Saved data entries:
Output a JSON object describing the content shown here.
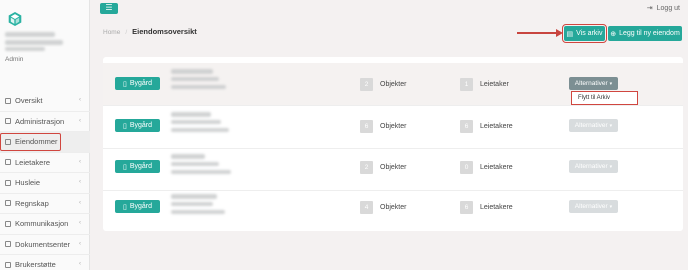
{
  "sidebar": {
    "role_label": "Admin",
    "items": [
      {
        "label": "Oversikt",
        "icon": "home-icon"
      },
      {
        "label": "Administrasjon",
        "icon": "user-icon"
      },
      {
        "label": "Eiendommer",
        "icon": "building-icon",
        "active": true
      },
      {
        "label": "Leietakere",
        "icon": "users-icon"
      },
      {
        "label": "Husleie",
        "icon": "invoice-icon"
      },
      {
        "label": "Regnskap",
        "icon": "ledger-icon"
      },
      {
        "label": "Kommunikasjon",
        "icon": "chat-icon"
      },
      {
        "label": "Dokumentsenter",
        "icon": "document-icon"
      },
      {
        "label": "Brukerstøtte",
        "icon": "support-icon"
      }
    ]
  },
  "topbar": {
    "menu_icon": "☰",
    "logout_label": "Logg ut"
  },
  "breadcrumb": {
    "home": "Home",
    "separator": "/",
    "current": "Eiendomsoversikt"
  },
  "actions": {
    "vis_arkiv": "Vis arkiv",
    "legg_til": "Legg til ny eiendom"
  },
  "properties": [
    {
      "type": "Bygård",
      "objects_count": "2",
      "objects_label": "Objekter",
      "tenants_count": "1",
      "tenants_label": "Leietaker",
      "options_label": "Alternativer",
      "open": true
    },
    {
      "type": "Bygård",
      "objects_count": "6",
      "objects_label": "Objekter",
      "tenants_count": "6",
      "tenants_label": "Leietakere",
      "options_label": "Alternativer"
    },
    {
      "type": "Bygård",
      "objects_count": "2",
      "objects_label": "Objekter",
      "tenants_count": "0",
      "tenants_label": "Leietakere",
      "options_label": "Alternativer"
    },
    {
      "type": "Bygård",
      "objects_count": "4",
      "objects_label": "Objekter",
      "tenants_count": "6",
      "tenants_label": "Leietakere",
      "options_label": "Alternativer"
    }
  ],
  "dropdown": {
    "item": "Flytt til Arkiv"
  },
  "colors": {
    "accent": "#25a89a",
    "highlight": "#d0463f"
  }
}
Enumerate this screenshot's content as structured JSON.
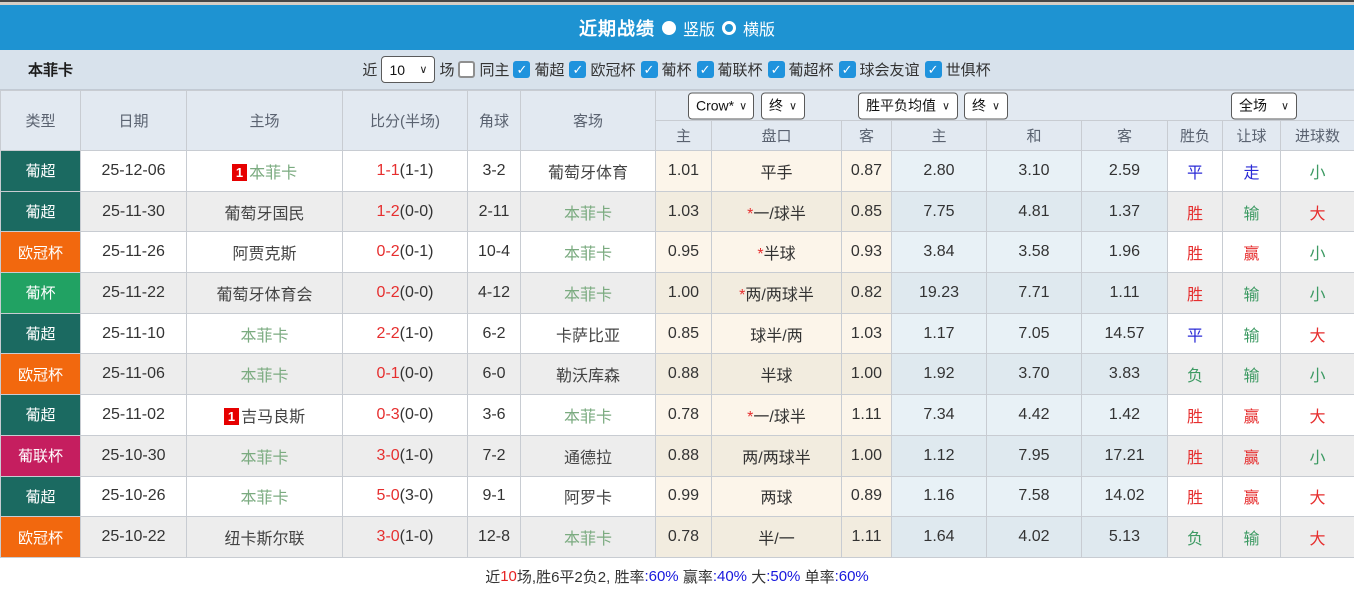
{
  "title_bar": {
    "title": "近期战绩",
    "vertical_label": "竖版",
    "horizontal_label": "横版",
    "vertical_selected": true
  },
  "filter_bar": {
    "team_name": "本菲卡",
    "recent_label": "近",
    "recent_value": "10",
    "games_label": "场",
    "same_home_label": "同主",
    "same_home_checked": false,
    "leagues": [
      {
        "label": "葡超",
        "checked": true
      },
      {
        "label": "欧冠杯",
        "checked": true
      },
      {
        "label": "葡杯",
        "checked": true
      },
      {
        "label": "葡联杯",
        "checked": true
      },
      {
        "label": "葡超杯",
        "checked": true
      },
      {
        "label": "球会友谊",
        "checked": true
      },
      {
        "label": "世俱杯",
        "checked": true
      }
    ]
  },
  "table": {
    "main_headers": [
      "类型",
      "日期",
      "主场",
      "比分(半场)",
      "角球",
      "客场"
    ],
    "sub_headers": [
      "主",
      "盘口",
      "客",
      "主",
      "和",
      "客",
      "胜负",
      "让球",
      "进球数"
    ],
    "dropdowns": [
      {
        "label": "Crow*"
      },
      {
        "label": "终"
      },
      {
        "label": "胜平负均值"
      },
      {
        "label": "终"
      },
      {
        "label": "全场"
      }
    ],
    "rows": [
      {
        "type": "葡超",
        "date": "25-12-06",
        "home": {
          "name": "本菲卡",
          "self": true,
          "rank": "1"
        },
        "score": "1-1",
        "half": "(1-1)",
        "corners": "3-2",
        "away": {
          "name": "葡萄牙体育",
          "self": false
        },
        "crow": {
          "home": "1.01",
          "star": false,
          "pan": "平手",
          "away": "0.87"
        },
        "avg": [
          "2.80",
          "3.10",
          "2.59"
        ],
        "res": [
          [
            "平",
            "blue"
          ],
          [
            "走",
            "blue"
          ],
          [
            "小",
            "green"
          ]
        ]
      },
      {
        "type": "葡超",
        "date": "25-11-30",
        "home": {
          "name": "葡萄牙国民",
          "self": false
        },
        "score": "1-2",
        "half": "(0-0)",
        "corners": "2-11",
        "away": {
          "name": "本菲卡",
          "self": true
        },
        "crow": {
          "home": "1.03",
          "star": true,
          "pan": "一/球半",
          "away": "0.85"
        },
        "avg": [
          "7.75",
          "4.81",
          "1.37"
        ],
        "res": [
          [
            "胜",
            "red"
          ],
          [
            "输",
            "green"
          ],
          [
            "大",
            "red"
          ]
        ]
      },
      {
        "type": "欧冠杯",
        "date": "25-11-26",
        "home": {
          "name": "阿贾克斯",
          "self": false
        },
        "score": "0-2",
        "half": "(0-1)",
        "corners": "10-4",
        "away": {
          "name": "本菲卡",
          "self": true
        },
        "crow": {
          "home": "0.95",
          "star": true,
          "pan": "半球",
          "away": "0.93"
        },
        "avg": [
          "3.84",
          "3.58",
          "1.96"
        ],
        "res": [
          [
            "胜",
            "red"
          ],
          [
            "赢",
            "red"
          ],
          [
            "小",
            "green"
          ]
        ]
      },
      {
        "type": "葡杯",
        "date": "25-11-22",
        "home": {
          "name": "葡萄牙体育会",
          "self": false
        },
        "score": "0-2",
        "half": "(0-0)",
        "corners": "4-12",
        "away": {
          "name": "本菲卡",
          "self": true
        },
        "crow": {
          "home": "1.00",
          "star": true,
          "pan": "两/两球半",
          "away": "0.82"
        },
        "avg": [
          "19.23",
          "7.71",
          "1.11"
        ],
        "res": [
          [
            "胜",
            "red"
          ],
          [
            "输",
            "green"
          ],
          [
            "小",
            "green"
          ]
        ]
      },
      {
        "type": "葡超",
        "date": "25-11-10",
        "home": {
          "name": "本菲卡",
          "self": true
        },
        "score": "2-2",
        "half": "(1-0)",
        "corners": "6-2",
        "away": {
          "name": "卡萨比亚",
          "self": false
        },
        "crow": {
          "home": "0.85",
          "star": false,
          "pan": "球半/两",
          "away": "1.03"
        },
        "avg": [
          "1.17",
          "7.05",
          "14.57"
        ],
        "res": [
          [
            "平",
            "blue"
          ],
          [
            "输",
            "green"
          ],
          [
            "大",
            "red"
          ]
        ]
      },
      {
        "type": "欧冠杯",
        "date": "25-11-06",
        "home": {
          "name": "本菲卡",
          "self": true
        },
        "score": "0-1",
        "half": "(0-0)",
        "corners": "6-0",
        "away": {
          "name": "勒沃库森",
          "self": false
        },
        "crow": {
          "home": "0.88",
          "star": false,
          "pan": "半球",
          "away": "1.00"
        },
        "avg": [
          "1.92",
          "3.70",
          "3.83"
        ],
        "res": [
          [
            "负",
            "green"
          ],
          [
            "输",
            "green"
          ],
          [
            "小",
            "green"
          ]
        ]
      },
      {
        "type": "葡超",
        "date": "25-11-02",
        "home": {
          "name": "吉马良斯",
          "self": false,
          "rank": "1"
        },
        "score": "0-3",
        "half": "(0-0)",
        "corners": "3-6",
        "away": {
          "name": "本菲卡",
          "self": true
        },
        "crow": {
          "home": "0.78",
          "star": true,
          "pan": "一/球半",
          "away": "1.11"
        },
        "avg": [
          "7.34",
          "4.42",
          "1.42"
        ],
        "res": [
          [
            "胜",
            "red"
          ],
          [
            "赢",
            "red"
          ],
          [
            "大",
            "red"
          ]
        ]
      },
      {
        "type": "葡联杯",
        "date": "25-10-30",
        "home": {
          "name": "本菲卡",
          "self": true
        },
        "score": "3-0",
        "half": "(1-0)",
        "corners": "7-2",
        "away": {
          "name": "通德拉",
          "self": false
        },
        "crow": {
          "home": "0.88",
          "star": false,
          "pan": "两/两球半",
          "away": "1.00"
        },
        "avg": [
          "1.12",
          "7.95",
          "17.21"
        ],
        "res": [
          [
            "胜",
            "red"
          ],
          [
            "赢",
            "red"
          ],
          [
            "小",
            "green"
          ]
        ]
      },
      {
        "type": "葡超",
        "date": "25-10-26",
        "home": {
          "name": "本菲卡",
          "self": true
        },
        "score": "5-0",
        "half": "(3-0)",
        "corners": "9-1",
        "away": {
          "name": "阿罗卡",
          "self": false
        },
        "crow": {
          "home": "0.99",
          "star": false,
          "pan": "两球",
          "away": "0.89"
        },
        "avg": [
          "1.16",
          "7.58",
          "14.02"
        ],
        "res": [
          [
            "胜",
            "red"
          ],
          [
            "赢",
            "red"
          ],
          [
            "大",
            "red"
          ]
        ]
      },
      {
        "type": "欧冠杯",
        "date": "25-10-22",
        "home": {
          "name": "纽卡斯尔联",
          "self": false
        },
        "score": "3-0",
        "half": "(1-0)",
        "corners": "12-8",
        "away": {
          "name": "本菲卡",
          "self": true
        },
        "crow": {
          "home": "0.78",
          "star": false,
          "pan": "半/一",
          "away": "1.11"
        },
        "avg": [
          "1.64",
          "4.02",
          "5.13"
        ],
        "res": [
          [
            "负",
            "green"
          ],
          [
            "输",
            "green"
          ],
          [
            "大",
            "red"
          ]
        ]
      }
    ]
  },
  "summary": {
    "segments": [
      {
        "t": "近",
        "c": "dark"
      },
      {
        "t": "10",
        "c": "red"
      },
      {
        "t": "场,胜6平2负2, ",
        "c": "dark"
      },
      {
        "t": "胜率",
        "c": "dark"
      },
      {
        "t": ":60%",
        "c": "blue"
      },
      {
        "t": " 赢率",
        "c": "dark"
      },
      {
        "t": ":40%",
        "c": "blue"
      },
      {
        "t": " 大",
        "c": "dark"
      },
      {
        "t": ":50%",
        "c": "blue"
      },
      {
        "t": " 单率",
        "c": "dark"
      },
      {
        "t": ":60%",
        "c": "blue"
      }
    ]
  },
  "colors": {
    "accent_blue_bar": "#1e93d2",
    "type_colors": {
      "葡超": "#1b6a61",
      "欧冠杯": "#f2680e",
      "葡杯": "#21a263",
      "葡联杯": "#c51e5f"
    },
    "self_team_green": "#7bab80",
    "other_team": "#444444",
    "score_red": "#e62e2e",
    "result_red": "#e62e2e",
    "result_blue": "#2b2bd6",
    "result_green": "#3d9a63",
    "summary_blue": "#1717dd",
    "summary_red": "#e62222",
    "rank_badge_red": "#e60000",
    "checkbox_blue": "#1f93dd"
  },
  "icons": {
    "check": "✓",
    "caret": "∨"
  }
}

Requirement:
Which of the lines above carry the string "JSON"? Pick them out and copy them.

Answer to this task:
Output a JSON object describing the content shown here.
Enumerate this screenshot's content as structured JSON.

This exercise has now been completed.